Taking the contrarian view – the cult clubs that defy the odds
Posted on August 18, 2014
There are successful clubs, monied clubs, ambitious clubs and those that are always down on their luck. But there are also clubs that have some cachet because of their name. Some are, relatively speaking, well supported considering their status. And there’s those that have enjoyed better days, moments when they have been in the sun, won trophies and been at the top of the game.
In non-league football, there’s been a lot of teams that have fallen [dramatically] from grace, but often this has inspired great loyalty among their fans. It’s not exclusive to non-league football. Cult clubs in the Football League include Accrington Stanley and Crewe Alexandra, mostly because of their names. And in continental Europe, teams like St.Pauli of Hamburg, Genoa, Dukla Prague and Frem Copenhagen have loyal and passionate followings that sometimes exceed their status.
Here’s some of the clubs that can be classed, for one reason or another, as “cult clubs” in English non-league football:
Their ground, the Old Spotted Dog, has legendary status, but its future is uncertain and it has certainly enjoyed better times.

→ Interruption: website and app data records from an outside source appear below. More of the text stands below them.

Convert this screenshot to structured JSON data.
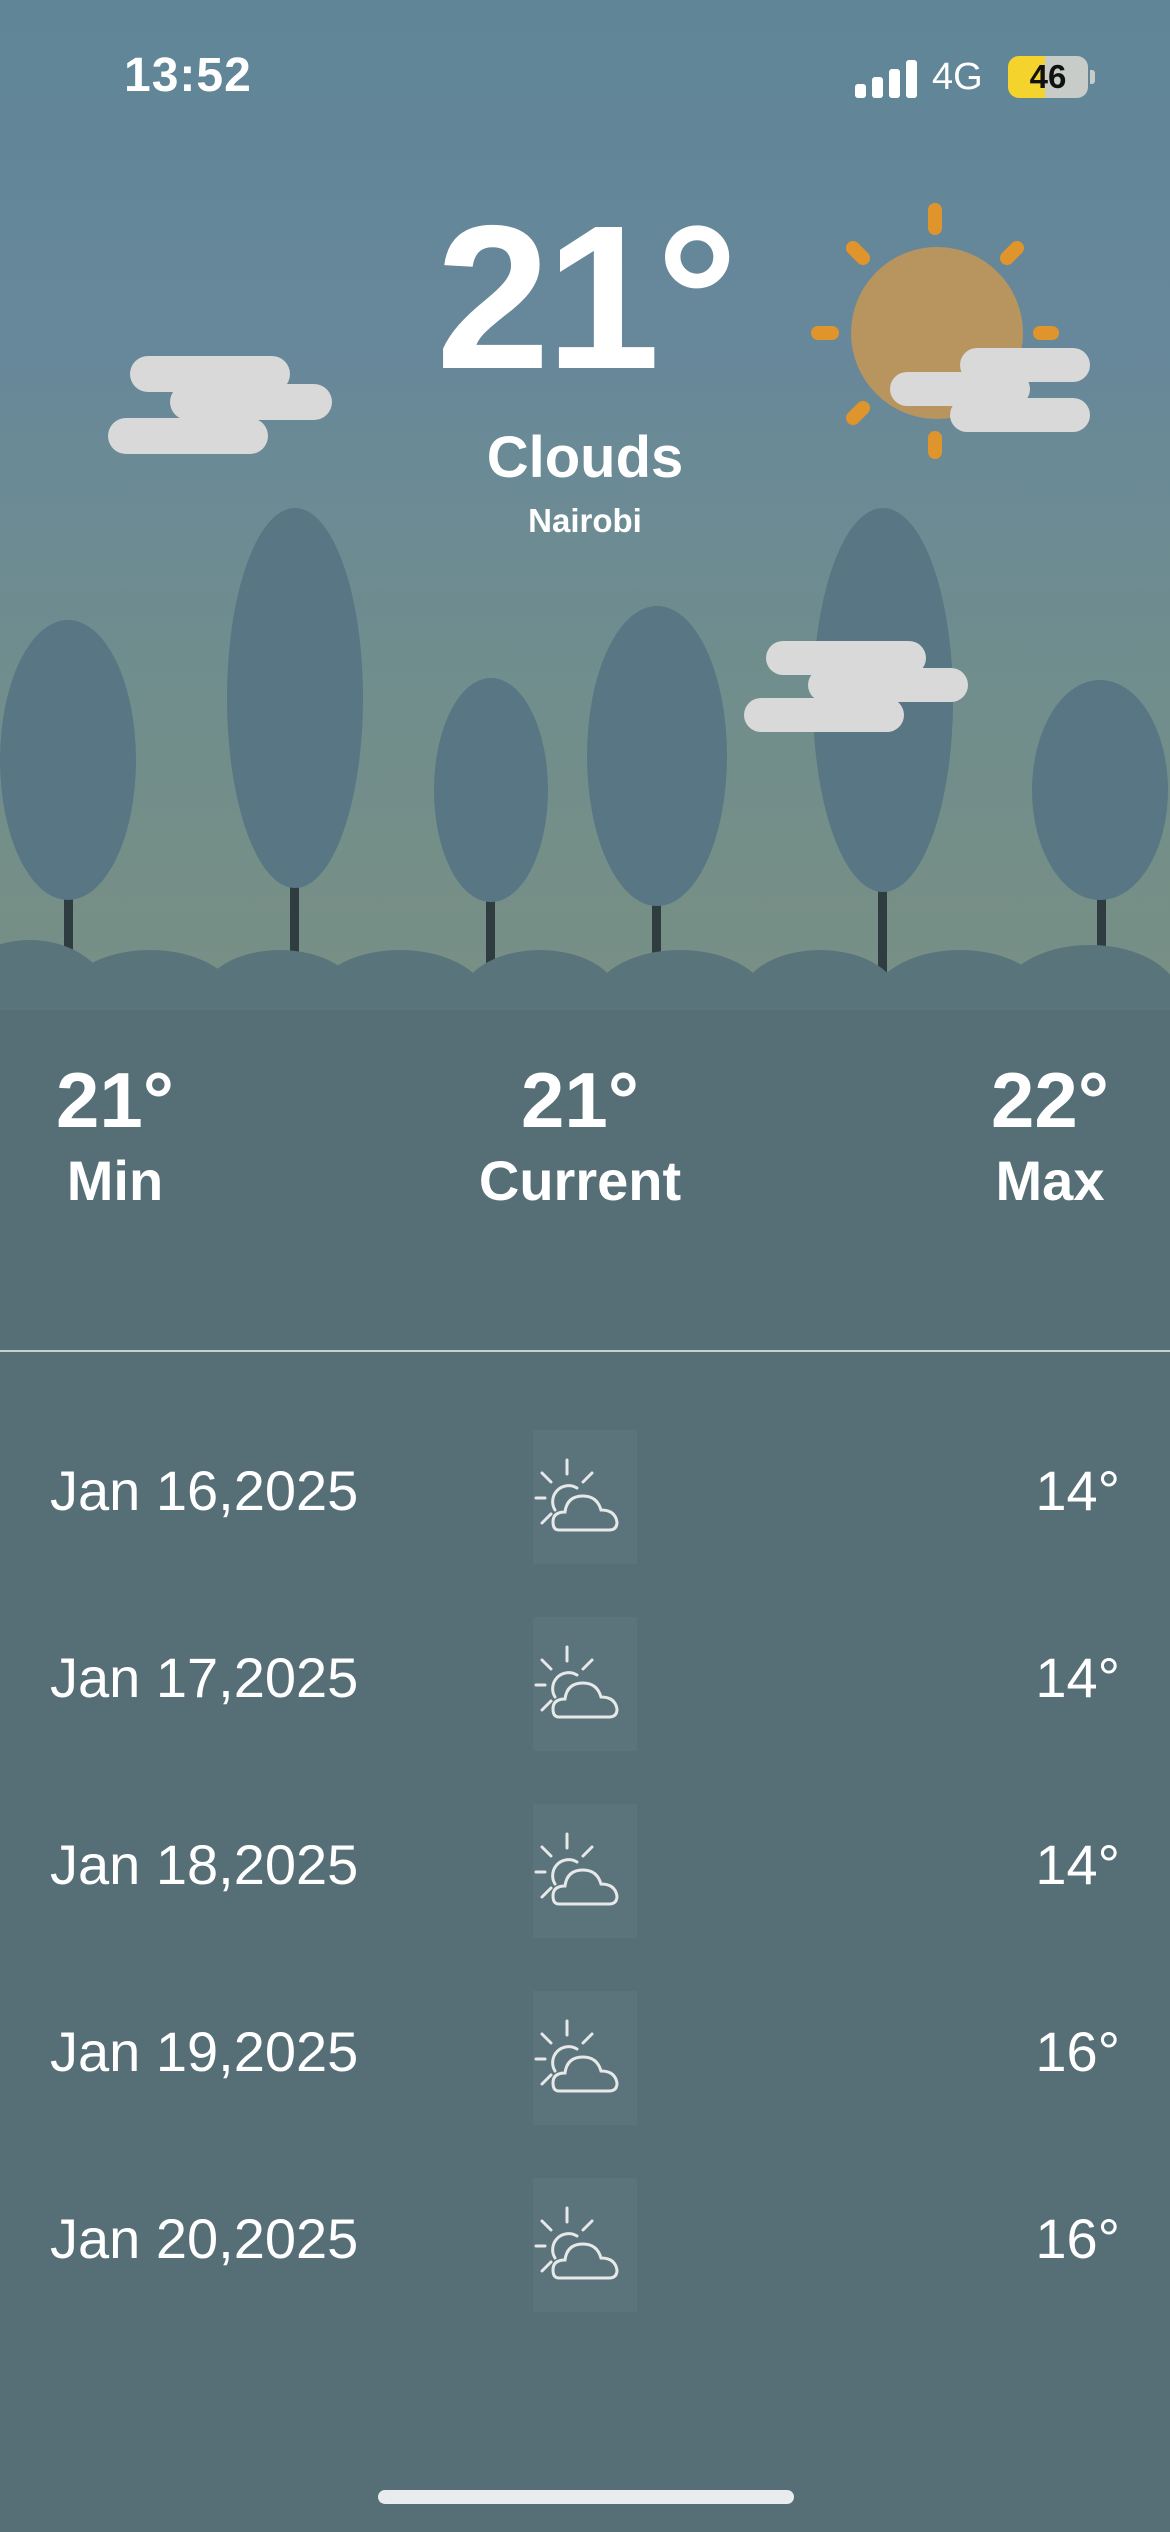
{
  "status_bar": {
    "time": "13:52",
    "network": "4G",
    "battery": "46"
  },
  "current": {
    "temperature": "21°",
    "condition": "Clouds",
    "city": "Nairobi"
  },
  "stats": {
    "min": {
      "value": "21°",
      "label": "Min"
    },
    "current": {
      "value": "21°",
      "label": "Current"
    },
    "max": {
      "value": "22°",
      "label": "Max"
    }
  },
  "forecast": [
    {
      "date": "Jan 16,2025",
      "icon": "partly-cloudy-icon",
      "temp": "14°"
    },
    {
      "date": "Jan 17,2025",
      "icon": "partly-cloudy-icon",
      "temp": "14°"
    },
    {
      "date": "Jan 18,2025",
      "icon": "partly-cloudy-icon",
      "temp": "14°"
    },
    {
      "date": "Jan 19,2025",
      "icon": "partly-cloudy-icon",
      "temp": "16°"
    },
    {
      "date": "Jan 20,2025",
      "icon": "partly-cloudy-icon",
      "temp": "16°"
    }
  ],
  "colors": {
    "background": "#566f77",
    "sun": "#d39a4a",
    "sun_rays": "#e0952c",
    "cloud": "#d9d9d9",
    "tree": "#577580",
    "battery": "#f4d42c"
  }
}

The club, which won the FA Amateur Cup five times (1907, 1909, 1915, 1924, 1925), now plays in the humble surroundings of the Essex Senior League, but they have a following that is noisy, raucous and very fond of leaving stickers around London Underground stations. Clapton was the first English club to play outside the UK – in 1890.

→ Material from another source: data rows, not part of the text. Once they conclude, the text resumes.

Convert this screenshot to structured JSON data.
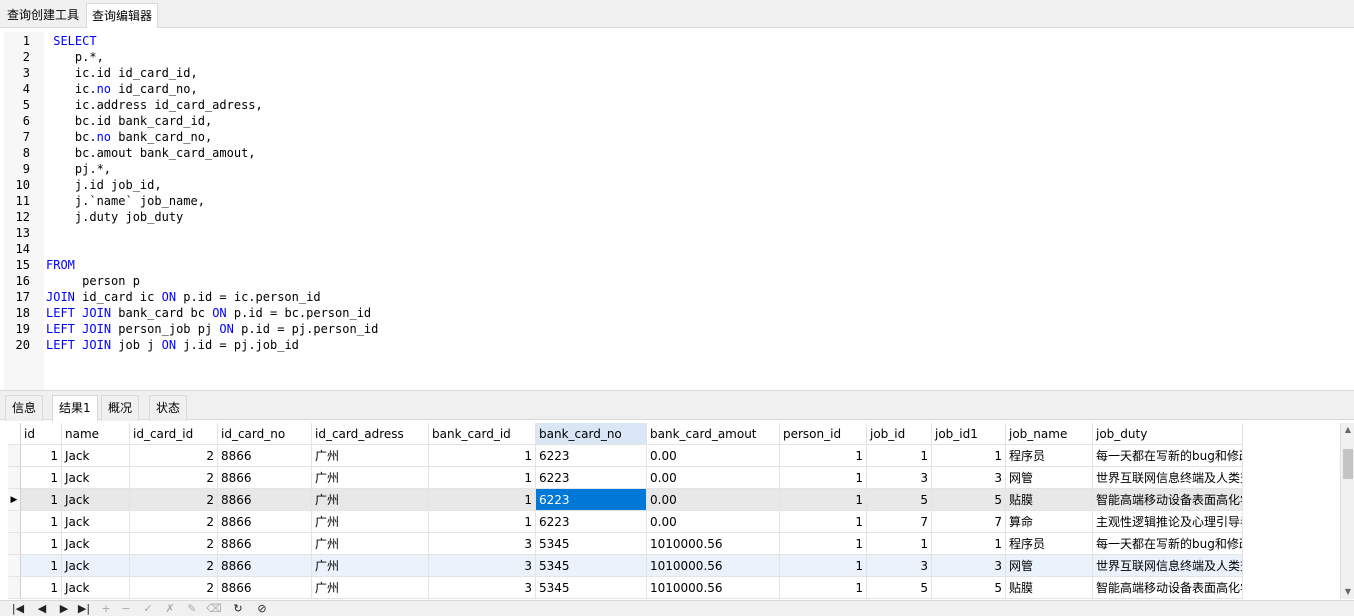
{
  "top_tabs": [
    "查询创建工具",
    "查询编辑器"
  ],
  "editor": {
    "lines": [
      [
        {
          "t": " "
        },
        {
          "t": "SELECT",
          "k": 1
        }
      ],
      [
        {
          "t": "    p.*,"
        }
      ],
      [
        {
          "t": "    ic.id id_card_id,"
        }
      ],
      [
        {
          "t": "    ic."
        },
        {
          "t": "no",
          "k": 1
        },
        {
          "t": " id_card_no,"
        }
      ],
      [
        {
          "t": "    ic.address id_card_adress,"
        }
      ],
      [
        {
          "t": "    bc.id bank_card_id,"
        }
      ],
      [
        {
          "t": "    bc."
        },
        {
          "t": "no",
          "k": 1
        },
        {
          "t": " bank_card_no,"
        }
      ],
      [
        {
          "t": "    bc.amout bank_card_amout,"
        }
      ],
      [
        {
          "t": "    pj.*,"
        }
      ],
      [
        {
          "t": "    j.id job_id,"
        }
      ],
      [
        {
          "t": "    j.`name` job_name,"
        }
      ],
      [
        {
          "t": "    j.duty job_duty"
        }
      ],
      [],
      [],
      [
        {
          "t": "FROM",
          "k": 1
        }
      ],
      [
        {
          "t": "     person p"
        }
      ],
      [
        {
          "t": "JOIN",
          "k": 1
        },
        {
          "t": " id_card ic "
        },
        {
          "t": "ON",
          "k": 1
        },
        {
          "t": " p.id = ic.person_id"
        }
      ],
      [
        {
          "t": "LEFT",
          "k": 1
        },
        {
          "t": " "
        },
        {
          "t": "JOIN",
          "k": 1
        },
        {
          "t": " bank_card bc "
        },
        {
          "t": "ON",
          "k": 1
        },
        {
          "t": " p.id = bc.person_id"
        }
      ],
      [
        {
          "t": "LEFT",
          "k": 1
        },
        {
          "t": " "
        },
        {
          "t": "JOIN",
          "k": 1
        },
        {
          "t": " person_job pj "
        },
        {
          "t": "ON",
          "k": 1
        },
        {
          "t": " p.id = pj.person_id"
        }
      ],
      [
        {
          "t": "LEFT",
          "k": 1
        },
        {
          "t": " "
        },
        {
          "t": "JOIN",
          "k": 1
        },
        {
          "t": " job j "
        },
        {
          "t": "ON",
          "k": 1
        },
        {
          "t": " j.id = pj.job_id"
        }
      ]
    ],
    "keyword_color": "#0000ff"
  },
  "result_tabs": [
    "信息",
    "结果1",
    "概况",
    "状态"
  ],
  "active_result_tab": "结果1",
  "grid": {
    "columns": [
      "id",
      "name",
      "id_card_id",
      "id_card_no",
      "id_card_adress",
      "bank_card_id",
      "bank_card_no",
      "bank_card_amout",
      "person_id",
      "job_id",
      "job_id1",
      "job_name",
      "job_duty"
    ],
    "numeric_columns": [
      0,
      2,
      5,
      8,
      9,
      10
    ],
    "selected_column": "bank_card_no",
    "current_row": 2,
    "rows": [
      [
        "1",
        "Jack",
        "2",
        "8866",
        "广州",
        "1",
        "6223",
        "0.00",
        "1",
        "1",
        "1",
        "程序员",
        "每一天都在写新的bug和修改"
      ],
      [
        "1",
        "Jack",
        "2",
        "8866",
        "广州",
        "1",
        "6223",
        "0.00",
        "1",
        "3",
        "3",
        "网管",
        "世界互联网信息终端及人类交"
      ],
      [
        "1",
        "Jack",
        "2",
        "8866",
        "广州",
        "1",
        "6223",
        "0.00",
        "1",
        "5",
        "5",
        "贴膜",
        "智能高端移动设备表面高化学"
      ],
      [
        "1",
        "Jack",
        "2",
        "8866",
        "广州",
        "1",
        "6223",
        "0.00",
        "1",
        "7",
        "7",
        "算命",
        "主观性逻辑推论及心理引导者"
      ],
      [
        "1",
        "Jack",
        "2",
        "8866",
        "广州",
        "3",
        "5345",
        "1010000.56",
        "1",
        "1",
        "1",
        "程序员",
        "每一天都在写新的bug和修改"
      ],
      [
        "1",
        "Jack",
        "2",
        "8866",
        "广州",
        "3",
        "5345",
        "1010000.56",
        "1",
        "3",
        "3",
        "网管",
        "世界互联网信息终端及人类交"
      ],
      [
        "1",
        "Jack",
        "2",
        "8866",
        "广州",
        "3",
        "5345",
        "1010000.56",
        "1",
        "5",
        "5",
        "贴膜",
        "智能高端移动设备表面高化学"
      ]
    ],
    "highlight_color": "#0078d7",
    "current_row_bg": "#e8e8e8",
    "alt_row_bg": "#eaf2fc"
  },
  "toolbar_icons": [
    "first-record-icon",
    "prev-record-icon",
    "next-record-icon",
    "last-record-icon",
    "add-record-icon",
    "delete-record-icon",
    "apply-icon",
    "discard-icon",
    "edit-icon",
    "clear-icon",
    "refresh-icon",
    "stop-icon"
  ]
}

The Canaries’ ground is another time warp and is steeped in controversy as the ongoing battle with their landlords continues. Hitchin are unique in that their forerunner played in the very first FA Cup. The club is also consistently supported and was the home of Britain’s first football museum. Their fans are incredibly loyal and patient – away support down the years has been remarkable.

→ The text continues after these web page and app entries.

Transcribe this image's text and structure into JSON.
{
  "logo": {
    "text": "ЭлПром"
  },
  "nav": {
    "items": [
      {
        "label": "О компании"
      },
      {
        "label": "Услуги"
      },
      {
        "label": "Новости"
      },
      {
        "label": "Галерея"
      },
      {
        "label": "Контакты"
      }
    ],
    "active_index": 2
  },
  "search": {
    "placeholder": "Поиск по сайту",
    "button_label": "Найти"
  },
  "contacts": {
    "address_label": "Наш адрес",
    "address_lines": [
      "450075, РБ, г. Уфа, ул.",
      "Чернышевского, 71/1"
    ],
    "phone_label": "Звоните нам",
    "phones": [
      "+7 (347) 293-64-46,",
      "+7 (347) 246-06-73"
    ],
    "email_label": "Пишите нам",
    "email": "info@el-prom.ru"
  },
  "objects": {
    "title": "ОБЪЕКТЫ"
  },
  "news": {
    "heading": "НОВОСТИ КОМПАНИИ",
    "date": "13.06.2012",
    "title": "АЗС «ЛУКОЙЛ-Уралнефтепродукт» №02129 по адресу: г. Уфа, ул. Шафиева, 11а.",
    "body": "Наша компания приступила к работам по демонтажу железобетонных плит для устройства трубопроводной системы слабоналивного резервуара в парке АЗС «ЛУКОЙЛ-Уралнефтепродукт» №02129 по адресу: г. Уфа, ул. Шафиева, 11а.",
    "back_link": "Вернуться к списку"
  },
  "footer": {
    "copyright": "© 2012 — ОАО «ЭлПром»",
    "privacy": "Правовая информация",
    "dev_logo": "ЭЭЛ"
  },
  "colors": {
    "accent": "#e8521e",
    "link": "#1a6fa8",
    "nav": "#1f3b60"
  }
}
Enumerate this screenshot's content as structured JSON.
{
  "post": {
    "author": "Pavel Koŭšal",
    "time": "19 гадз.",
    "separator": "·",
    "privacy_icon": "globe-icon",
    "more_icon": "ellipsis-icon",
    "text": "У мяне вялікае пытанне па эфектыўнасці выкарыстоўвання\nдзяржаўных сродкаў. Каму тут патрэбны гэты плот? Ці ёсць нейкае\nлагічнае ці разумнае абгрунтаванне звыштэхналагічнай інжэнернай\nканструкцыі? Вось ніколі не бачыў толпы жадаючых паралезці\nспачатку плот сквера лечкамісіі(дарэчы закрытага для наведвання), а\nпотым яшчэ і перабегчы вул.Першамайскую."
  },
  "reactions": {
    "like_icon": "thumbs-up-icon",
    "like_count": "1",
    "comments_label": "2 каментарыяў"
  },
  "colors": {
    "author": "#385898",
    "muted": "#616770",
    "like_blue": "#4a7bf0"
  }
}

One of the most successful amateur teams ever – winning the FA Amateur Cup 10 times including three triumphs in the 1950s. Currently in Northern League Division One, they wear very distinctive two-blue halved shirts. One notable item from their history tells you how good they were in the 1950s – they lent Manchester United some players after the Munich air disaster in 1958.
One of the great old names from amateur football, Dulwich Hamlet’s pink and blue is one of the more identifiable strips in the non-league game. Dulwich is a club that has been written off on a number of occasions but their support seems to have grown in recent years. It’s not easy to survive as a London-based non-league outfit, but Dulwich are doing more than that. Great fans, great strip, great history.
Another of the north-east’s heritage clubs, also from the Northern League Division One. Crook flew the flag for England by travelling to Spain in 1913 and actually played Barcelona. They won the FA Amateur Cup five times, including four between 1954 and 1964.
A name that evokes the old amateur days of Corinthians and The Casuals, formed in 1939 as a merger of the two clubs. They have also been written off, but they now play in Tolworth and are members of the Isthmian League Division One South. Another notable kit: pink and chocolate!
A club trading off its status as the world’s oldest football club. Sheffield have had a renaissance in recent years and have a cult following that has been exported overseas. It’s good to see a club using its history as a door-opener.
With their iconic ground, The Dripping Pan, and their ground-breaking match posters, fan-owned Lewes have come back from troubled times. Now playing in the Isthmian Premier, Lewes have kept us entertained with their imaginative art-work. They also host the Bonfire Cup, a tournament between eight local Bonfire Societies (Lewes and November 5 is big business).
One-time FA Cup experts with a string of giant-killings, their notable name and green strip has made Blyth Spartans a cult club outside the north-east of England. They’ve played at Croft Park for over a century.
Once a mighty club, Slough are still tenants at Beaconsfield SYCOB, but they are a big club waiting to happen again. After a series of near-misses, they finally won promotion in 2014 and are back in the Southern League Premier. Voiciferous fans, most of whom probably don’t remember Slough as a big club.
A club that has stared into the abyss after selling its Lower Mead ground in the 1990s, but happily has found its way back and is now in the Conference South. It’s still a far cry from the days when Wealdstone were the top non-league outfit, winning the double in 1994-95, but it’s good to see they have survived bad times.
This list is in no way exhaustive and no doubt anyone could add a team or two to the article. It’s also not a tribute to success, because some of these teams have long since seen any silverware, and some have never won anything major. But they are all clubs worth a visit!